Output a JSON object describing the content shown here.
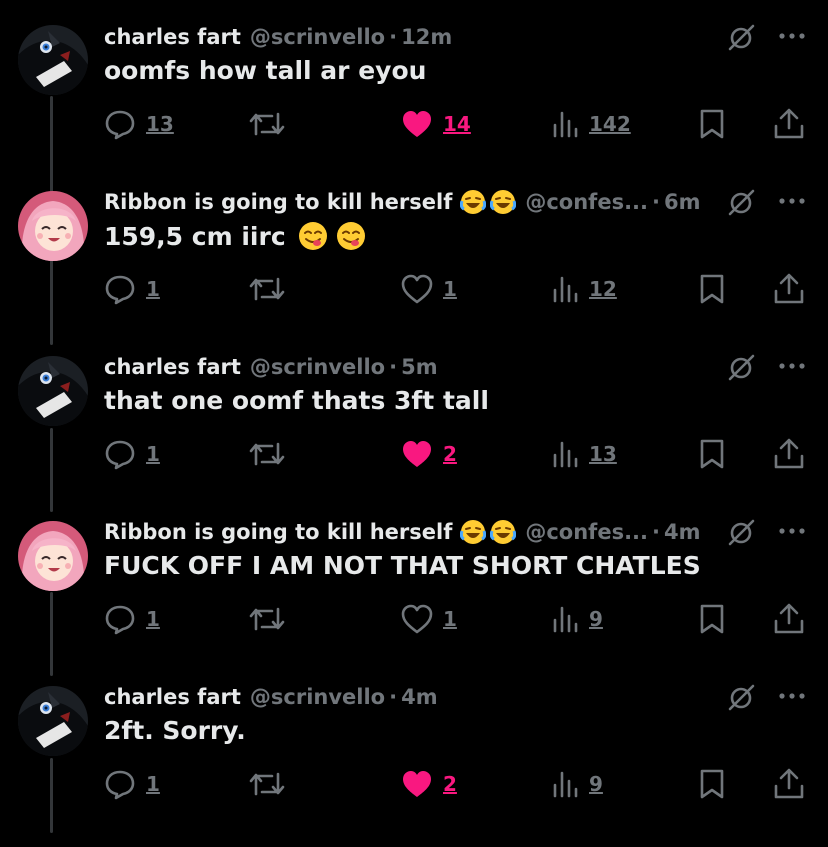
{
  "colors": {
    "background": "#000000",
    "text_primary": "#e7e9ea",
    "text_secondary": "#71767b",
    "like_active": "#f91880",
    "thread_line": "#333639"
  },
  "icons": {
    "reply": "reply-icon",
    "retweet": "retweet-icon",
    "like": "heart-icon",
    "views": "views-icon",
    "bookmark": "bookmark-icon",
    "share": "share-icon",
    "grok": "grok-icon",
    "more": "more-icon"
  },
  "tweets": [
    {
      "name": "charles fart",
      "handle": "@scrinvello",
      "time": "12m",
      "text": "oomfs how tall ar eyou",
      "replies": "13",
      "likes": "14",
      "liked": true,
      "views": "142",
      "avatar": "charles-avatar"
    },
    {
      "name": "Ribbon is going to kill herself",
      "name_emoji": "😂😂",
      "handle": "@confes...",
      "time": "6m",
      "text": "159,5 cm iirc",
      "text_emoji": "😋😋",
      "replies": "1",
      "likes": "1",
      "liked": false,
      "views": "12",
      "avatar": "ribbon-avatar"
    },
    {
      "name": "charles fart",
      "handle": "@scrinvello",
      "time": "5m",
      "text": "that one oomf thats 3ft tall",
      "replies": "1",
      "likes": "2",
      "liked": true,
      "views": "13",
      "avatar": "charles-avatar"
    },
    {
      "name": "Ribbon is going to kill herself",
      "name_emoji": "😂😂",
      "handle": "@confes...",
      "time": "4m",
      "text": "FUCK OFF I AM NOT THAT SHORT CHATLES",
      "replies": "1",
      "likes": "1",
      "liked": false,
      "views": "9",
      "avatar": "ribbon-avatar"
    },
    {
      "name": "charles fart",
      "handle": "@scrinvello",
      "time": "4m",
      "text": "2ft. Sorry.",
      "replies": "1",
      "likes": "2",
      "liked": true,
      "views": "9",
      "avatar": "charles-avatar"
    }
  ]
}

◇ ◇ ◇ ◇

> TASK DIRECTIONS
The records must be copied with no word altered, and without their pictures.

> EXPECTED OUTPUT
Output a JSON object describing the content shown here.
{
  "colors": {
    "background": "#000000",
    "text_primary": "#e7e9ea",
    "text_secondary": "#71767b",
    "like_active": "#f91880",
    "thread_line": "#333639"
  },
  "icons": {
    "reply": "reply-icon",
    "retweet": "retweet-icon",
    "like": "heart-icon",
    "views": "views-icon",
    "bookmark": "bookmark-icon",
    "share": "share-icon",
    "grok": "grok-icon",
    "more": "more-icon"
  },
  "tweets": [
    {
      "name": "charles fart",
      "handle": "@scrinvello",
      "time": "12m",
      "text": "oomfs how tall ar eyou",
      "replies": "13",
      "likes": "14",
      "liked": true,
      "views": "142",
      "avatar": "charles-avatar"
    },
    {
      "name": "Ribbon is going to kill herself",
      "name_emoji": "😂😂",
      "handle": "@confes...",
      "time": "6m",
      "text": "159,5 cm iirc",
      "text_emoji": "😋😋",
      "replies": "1",
      "likes": "1",
      "liked": false,
      "views": "12",
      "avatar": "ribbon-avatar"
    },
    {
      "name": "charles fart",
      "handle": "@scrinvello",
      "time": "5m",
      "text": "that one oomf thats 3ft tall",
      "replies": "1",
      "likes": "2",
      "liked": true,
      "views": "13",
      "avatar": "charles-avatar"
    },
    {
      "name": "Ribbon is going to kill herself",
      "name_emoji": "😂😂",
      "handle": "@confes...",
      "time": "4m",
      "text": "FUCK OFF I AM NOT THAT SHORT CHATLES",
      "replies": "1",
      "likes": "1",
      "liked": false,
      "views": "9",
      "avatar": "ribbon-avatar"
    },
    {
      "name": "charles fart",
      "handle": "@scrinvello",
      "time": "4m",
      "text": "2ft. Sorry.",
      "replies": "1",
      "likes": "2",
      "liked": true,
      "views": "9",
      "avatar": "charles-avatar"
    }
  ]
}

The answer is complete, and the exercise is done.